There were several things Postmortem brought out from the speech about the Prometheans’ “personality” that I felt wasn’t stressed/explained well in the games, and therefore fans missed out some cool details. First, the sound the Watcher makes when it’s hovering in the air is it talking to a Knight; the idea is that the Watcher is feeding the Knight new information on the enemy, thus giving him the tactical advantage.
Second, the idea that the Knight and Watcher were both part of the same Promethean “soul”, and that it was the same soul being split when the Knight deployed the Watcher on the battlefield.

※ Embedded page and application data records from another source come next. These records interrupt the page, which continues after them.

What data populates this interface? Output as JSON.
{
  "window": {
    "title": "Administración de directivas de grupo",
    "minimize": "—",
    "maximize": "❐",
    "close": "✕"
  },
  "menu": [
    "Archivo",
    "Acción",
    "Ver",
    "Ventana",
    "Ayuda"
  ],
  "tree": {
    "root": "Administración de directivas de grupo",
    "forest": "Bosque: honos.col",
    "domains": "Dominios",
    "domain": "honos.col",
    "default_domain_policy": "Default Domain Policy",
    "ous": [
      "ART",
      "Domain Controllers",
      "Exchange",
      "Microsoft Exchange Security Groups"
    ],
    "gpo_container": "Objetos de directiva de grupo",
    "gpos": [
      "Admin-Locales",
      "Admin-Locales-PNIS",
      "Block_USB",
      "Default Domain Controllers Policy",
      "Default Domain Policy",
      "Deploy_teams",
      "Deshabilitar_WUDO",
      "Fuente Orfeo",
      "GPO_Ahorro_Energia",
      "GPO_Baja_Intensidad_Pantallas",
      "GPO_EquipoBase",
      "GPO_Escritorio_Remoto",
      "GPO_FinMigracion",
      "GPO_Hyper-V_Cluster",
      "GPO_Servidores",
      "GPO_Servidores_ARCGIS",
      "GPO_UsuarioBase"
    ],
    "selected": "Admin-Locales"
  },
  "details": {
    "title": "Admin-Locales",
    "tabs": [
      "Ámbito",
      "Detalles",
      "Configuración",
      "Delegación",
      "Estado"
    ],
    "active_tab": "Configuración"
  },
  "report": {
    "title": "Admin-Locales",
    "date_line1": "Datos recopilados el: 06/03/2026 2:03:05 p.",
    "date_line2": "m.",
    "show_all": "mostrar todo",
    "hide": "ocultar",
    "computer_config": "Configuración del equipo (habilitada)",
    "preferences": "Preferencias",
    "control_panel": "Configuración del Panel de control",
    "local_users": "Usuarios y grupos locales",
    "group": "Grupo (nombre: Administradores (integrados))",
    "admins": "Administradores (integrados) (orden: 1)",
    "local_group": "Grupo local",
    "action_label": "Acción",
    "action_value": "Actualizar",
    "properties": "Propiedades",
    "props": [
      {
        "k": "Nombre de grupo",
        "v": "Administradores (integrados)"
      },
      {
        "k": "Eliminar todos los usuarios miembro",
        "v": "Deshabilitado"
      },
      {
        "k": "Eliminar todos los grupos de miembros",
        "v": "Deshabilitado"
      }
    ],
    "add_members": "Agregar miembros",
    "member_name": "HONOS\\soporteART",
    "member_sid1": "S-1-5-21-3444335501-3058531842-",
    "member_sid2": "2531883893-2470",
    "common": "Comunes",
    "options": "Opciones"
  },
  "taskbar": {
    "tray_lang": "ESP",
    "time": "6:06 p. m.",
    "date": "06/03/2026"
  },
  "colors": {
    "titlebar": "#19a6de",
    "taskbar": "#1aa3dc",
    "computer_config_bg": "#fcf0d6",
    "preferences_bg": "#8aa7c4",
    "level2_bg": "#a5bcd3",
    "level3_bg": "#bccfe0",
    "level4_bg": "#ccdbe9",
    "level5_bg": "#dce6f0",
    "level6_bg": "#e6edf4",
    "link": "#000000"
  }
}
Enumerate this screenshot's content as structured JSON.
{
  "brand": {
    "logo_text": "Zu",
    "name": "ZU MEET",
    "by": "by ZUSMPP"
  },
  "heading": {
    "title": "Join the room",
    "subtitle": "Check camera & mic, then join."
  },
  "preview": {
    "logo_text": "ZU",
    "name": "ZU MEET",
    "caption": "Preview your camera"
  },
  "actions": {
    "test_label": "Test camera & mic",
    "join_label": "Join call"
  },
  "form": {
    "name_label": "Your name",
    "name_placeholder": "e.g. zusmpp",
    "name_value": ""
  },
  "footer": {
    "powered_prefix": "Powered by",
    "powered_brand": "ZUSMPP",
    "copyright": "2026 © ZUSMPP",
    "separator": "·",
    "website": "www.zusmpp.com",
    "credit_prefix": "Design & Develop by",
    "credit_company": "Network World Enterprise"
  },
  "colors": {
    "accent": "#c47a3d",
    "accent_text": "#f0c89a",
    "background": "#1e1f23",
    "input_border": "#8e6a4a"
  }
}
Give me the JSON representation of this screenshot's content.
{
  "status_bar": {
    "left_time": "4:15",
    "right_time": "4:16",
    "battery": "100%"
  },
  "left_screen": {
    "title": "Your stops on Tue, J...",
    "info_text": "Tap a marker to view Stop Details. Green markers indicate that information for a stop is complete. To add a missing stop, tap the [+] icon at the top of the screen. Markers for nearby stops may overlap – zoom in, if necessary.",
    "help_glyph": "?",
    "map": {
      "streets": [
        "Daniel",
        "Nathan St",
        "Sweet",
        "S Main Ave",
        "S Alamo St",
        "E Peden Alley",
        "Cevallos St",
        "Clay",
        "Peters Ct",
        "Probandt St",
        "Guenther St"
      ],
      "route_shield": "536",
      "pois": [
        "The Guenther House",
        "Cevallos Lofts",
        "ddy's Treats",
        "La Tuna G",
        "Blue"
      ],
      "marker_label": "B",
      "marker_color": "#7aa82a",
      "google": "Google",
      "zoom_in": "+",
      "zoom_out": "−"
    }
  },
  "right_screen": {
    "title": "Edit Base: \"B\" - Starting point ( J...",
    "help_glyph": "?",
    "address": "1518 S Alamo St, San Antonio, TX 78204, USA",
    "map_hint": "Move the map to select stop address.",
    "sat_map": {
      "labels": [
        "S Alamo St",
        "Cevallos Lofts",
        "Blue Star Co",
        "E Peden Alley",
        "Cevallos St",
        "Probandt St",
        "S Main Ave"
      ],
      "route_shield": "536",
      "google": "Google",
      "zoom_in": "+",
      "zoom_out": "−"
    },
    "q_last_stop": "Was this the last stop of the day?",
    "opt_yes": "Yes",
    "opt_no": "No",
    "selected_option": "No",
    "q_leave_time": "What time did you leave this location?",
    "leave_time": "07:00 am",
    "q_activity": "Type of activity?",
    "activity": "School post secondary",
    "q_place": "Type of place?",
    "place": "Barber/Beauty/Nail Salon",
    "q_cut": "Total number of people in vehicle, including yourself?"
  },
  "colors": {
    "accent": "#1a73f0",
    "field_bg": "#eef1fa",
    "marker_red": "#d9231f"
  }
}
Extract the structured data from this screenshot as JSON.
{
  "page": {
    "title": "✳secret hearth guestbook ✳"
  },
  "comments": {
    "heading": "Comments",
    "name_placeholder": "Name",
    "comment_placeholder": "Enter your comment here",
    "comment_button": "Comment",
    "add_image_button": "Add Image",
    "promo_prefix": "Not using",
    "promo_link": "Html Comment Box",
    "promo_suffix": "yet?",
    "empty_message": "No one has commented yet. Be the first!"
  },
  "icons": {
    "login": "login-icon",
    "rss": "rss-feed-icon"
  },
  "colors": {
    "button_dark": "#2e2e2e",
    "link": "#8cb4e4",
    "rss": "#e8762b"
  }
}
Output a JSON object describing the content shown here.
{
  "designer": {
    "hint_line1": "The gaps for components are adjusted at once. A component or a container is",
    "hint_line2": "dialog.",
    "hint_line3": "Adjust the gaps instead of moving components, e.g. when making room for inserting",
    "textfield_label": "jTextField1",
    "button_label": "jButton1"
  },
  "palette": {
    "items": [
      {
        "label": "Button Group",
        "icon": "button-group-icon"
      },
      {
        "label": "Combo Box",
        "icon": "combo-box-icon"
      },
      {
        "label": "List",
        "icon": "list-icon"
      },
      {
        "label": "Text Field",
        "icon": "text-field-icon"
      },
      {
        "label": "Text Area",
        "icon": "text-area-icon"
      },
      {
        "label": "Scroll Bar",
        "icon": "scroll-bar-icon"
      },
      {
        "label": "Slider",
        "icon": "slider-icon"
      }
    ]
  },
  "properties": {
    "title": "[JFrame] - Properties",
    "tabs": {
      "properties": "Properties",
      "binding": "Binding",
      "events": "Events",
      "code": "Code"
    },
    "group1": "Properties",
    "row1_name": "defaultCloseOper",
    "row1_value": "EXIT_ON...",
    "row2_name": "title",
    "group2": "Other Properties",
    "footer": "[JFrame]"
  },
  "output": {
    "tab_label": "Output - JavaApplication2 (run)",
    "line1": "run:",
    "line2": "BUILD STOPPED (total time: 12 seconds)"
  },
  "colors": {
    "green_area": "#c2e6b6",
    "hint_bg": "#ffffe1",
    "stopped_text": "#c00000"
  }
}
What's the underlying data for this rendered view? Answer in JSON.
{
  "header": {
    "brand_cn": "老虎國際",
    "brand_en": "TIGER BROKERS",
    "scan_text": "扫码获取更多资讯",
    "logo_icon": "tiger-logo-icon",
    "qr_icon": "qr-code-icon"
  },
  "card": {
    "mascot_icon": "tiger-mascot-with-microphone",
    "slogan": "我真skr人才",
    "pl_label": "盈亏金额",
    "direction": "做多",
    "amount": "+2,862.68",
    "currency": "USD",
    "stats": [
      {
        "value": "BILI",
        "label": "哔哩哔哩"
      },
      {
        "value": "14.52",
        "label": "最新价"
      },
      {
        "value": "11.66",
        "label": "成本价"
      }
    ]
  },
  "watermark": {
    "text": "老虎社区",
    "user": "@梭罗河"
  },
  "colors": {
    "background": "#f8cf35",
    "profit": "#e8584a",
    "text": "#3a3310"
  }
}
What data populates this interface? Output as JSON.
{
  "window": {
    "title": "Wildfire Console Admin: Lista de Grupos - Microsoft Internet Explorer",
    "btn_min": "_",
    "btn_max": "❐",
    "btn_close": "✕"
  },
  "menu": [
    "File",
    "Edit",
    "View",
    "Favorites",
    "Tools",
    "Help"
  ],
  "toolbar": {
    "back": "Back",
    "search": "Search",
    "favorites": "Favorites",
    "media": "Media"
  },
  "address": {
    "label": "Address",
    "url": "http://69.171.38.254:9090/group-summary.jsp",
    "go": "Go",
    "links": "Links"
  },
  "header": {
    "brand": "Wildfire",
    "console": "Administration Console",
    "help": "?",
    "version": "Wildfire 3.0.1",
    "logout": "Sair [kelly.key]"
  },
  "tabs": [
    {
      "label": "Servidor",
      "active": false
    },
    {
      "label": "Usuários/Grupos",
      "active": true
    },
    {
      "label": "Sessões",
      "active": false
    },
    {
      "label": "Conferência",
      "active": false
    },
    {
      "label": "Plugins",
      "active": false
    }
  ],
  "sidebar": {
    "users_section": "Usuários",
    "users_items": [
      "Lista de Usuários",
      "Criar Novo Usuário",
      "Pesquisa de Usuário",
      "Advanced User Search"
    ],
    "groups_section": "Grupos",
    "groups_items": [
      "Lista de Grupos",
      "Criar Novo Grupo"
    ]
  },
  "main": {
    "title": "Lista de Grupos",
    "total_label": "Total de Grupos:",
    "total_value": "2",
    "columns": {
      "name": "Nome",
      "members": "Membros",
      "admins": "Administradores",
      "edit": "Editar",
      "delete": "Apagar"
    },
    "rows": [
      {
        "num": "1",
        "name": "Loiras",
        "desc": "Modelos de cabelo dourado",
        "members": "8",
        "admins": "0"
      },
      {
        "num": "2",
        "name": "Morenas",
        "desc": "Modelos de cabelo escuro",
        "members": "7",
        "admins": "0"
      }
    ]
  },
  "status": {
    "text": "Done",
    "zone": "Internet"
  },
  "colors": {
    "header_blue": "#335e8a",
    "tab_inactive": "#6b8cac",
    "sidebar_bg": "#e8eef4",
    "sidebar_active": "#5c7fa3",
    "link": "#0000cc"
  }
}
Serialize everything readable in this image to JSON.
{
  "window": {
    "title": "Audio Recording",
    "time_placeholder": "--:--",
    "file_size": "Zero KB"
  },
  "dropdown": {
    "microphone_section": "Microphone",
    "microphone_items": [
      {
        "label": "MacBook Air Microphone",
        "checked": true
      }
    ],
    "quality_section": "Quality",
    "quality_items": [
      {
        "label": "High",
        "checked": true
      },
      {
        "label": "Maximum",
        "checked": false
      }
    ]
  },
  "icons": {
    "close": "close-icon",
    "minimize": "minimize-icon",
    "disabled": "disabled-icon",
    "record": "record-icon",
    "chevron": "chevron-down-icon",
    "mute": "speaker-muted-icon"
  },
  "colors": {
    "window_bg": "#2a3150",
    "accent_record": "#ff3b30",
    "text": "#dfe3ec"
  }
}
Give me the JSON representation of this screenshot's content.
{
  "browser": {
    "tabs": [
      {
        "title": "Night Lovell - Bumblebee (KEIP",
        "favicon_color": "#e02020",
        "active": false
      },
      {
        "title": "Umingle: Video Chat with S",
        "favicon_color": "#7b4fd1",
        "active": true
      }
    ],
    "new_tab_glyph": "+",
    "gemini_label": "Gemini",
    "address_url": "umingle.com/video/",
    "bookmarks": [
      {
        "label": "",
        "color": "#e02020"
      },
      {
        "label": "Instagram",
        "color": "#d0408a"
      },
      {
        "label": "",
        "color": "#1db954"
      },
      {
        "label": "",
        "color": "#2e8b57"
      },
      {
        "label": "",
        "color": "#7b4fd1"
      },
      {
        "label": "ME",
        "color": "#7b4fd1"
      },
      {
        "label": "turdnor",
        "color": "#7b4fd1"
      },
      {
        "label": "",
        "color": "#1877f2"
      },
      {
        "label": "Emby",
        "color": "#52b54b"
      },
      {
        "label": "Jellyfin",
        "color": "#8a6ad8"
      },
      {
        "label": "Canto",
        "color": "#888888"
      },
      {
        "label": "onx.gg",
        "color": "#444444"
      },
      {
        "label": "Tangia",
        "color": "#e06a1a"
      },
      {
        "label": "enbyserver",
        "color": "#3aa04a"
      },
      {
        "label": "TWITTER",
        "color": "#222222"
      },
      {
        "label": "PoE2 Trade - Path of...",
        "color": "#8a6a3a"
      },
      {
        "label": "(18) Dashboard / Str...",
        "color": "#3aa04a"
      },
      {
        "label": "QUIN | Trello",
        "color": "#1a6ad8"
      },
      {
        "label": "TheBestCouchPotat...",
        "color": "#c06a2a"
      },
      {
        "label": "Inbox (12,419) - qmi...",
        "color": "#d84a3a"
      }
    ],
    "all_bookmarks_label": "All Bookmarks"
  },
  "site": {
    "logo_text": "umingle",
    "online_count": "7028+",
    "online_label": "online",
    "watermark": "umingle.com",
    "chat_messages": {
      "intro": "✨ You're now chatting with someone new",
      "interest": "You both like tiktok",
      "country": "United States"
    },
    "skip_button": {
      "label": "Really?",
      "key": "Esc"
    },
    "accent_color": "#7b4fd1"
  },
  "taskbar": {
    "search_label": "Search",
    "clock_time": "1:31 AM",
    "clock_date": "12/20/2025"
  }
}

This reminded me of the process an AI can go through in the Halo Universe with different ancillas (Cortana, 343 Guilty Spark, Mendicant Bias to name a few) splitting up to make another version of themselves to survive in some way.
Since the Prometheans are digitized beings, I wonder if it’s a similar process? Interesting.
Third, the intent for the face of the Watcher and the glowing skulls of the Knight to represent “an imprisoned and tormented soul” (as well as a place to headshot in the latter’s case).
I don’t think that idea came through in the gameplay, although we did get references to what was involved in the creation of the Prometheans via the Librarian’s exposition in a cut scene and the Halo 4 Terminals.
In my opinion the Prometheans were enjoyable to fight, but to take me to the level of the powerful enemy I was fighting also being a tortured soul it needed to be more plainly stated – or at least more plainly stated if that was a priority.
In the Joystiq article it was mentioned that Scott Warner felt the Covenant had one thing over their new AI contemporaries – feelings:
Our Prometheans don’t do that very well, they’re very – I hesitate to use the term ‘robotic’, but they tend to not show a lot of emotion or communicate their state very well in terms of what we’d like to do, what we think would be ideal for those characters. So that’s one big area of improvement we’re looking for as we move along with our character development in future games
Of course you could say that due to their transformation that kind of show of emotion has been removed, but I’m always trying to find a way for things to make sense story-wise so don’t mind me 🙂
Do I wish more time would have been taken so Halo 4 could have been something everyone at 343 Industries knew was the best it could be?
Am I excited about the future, with lessons learned and another crack at the Prometheans?
>>>>>>>[Post tenebras lux]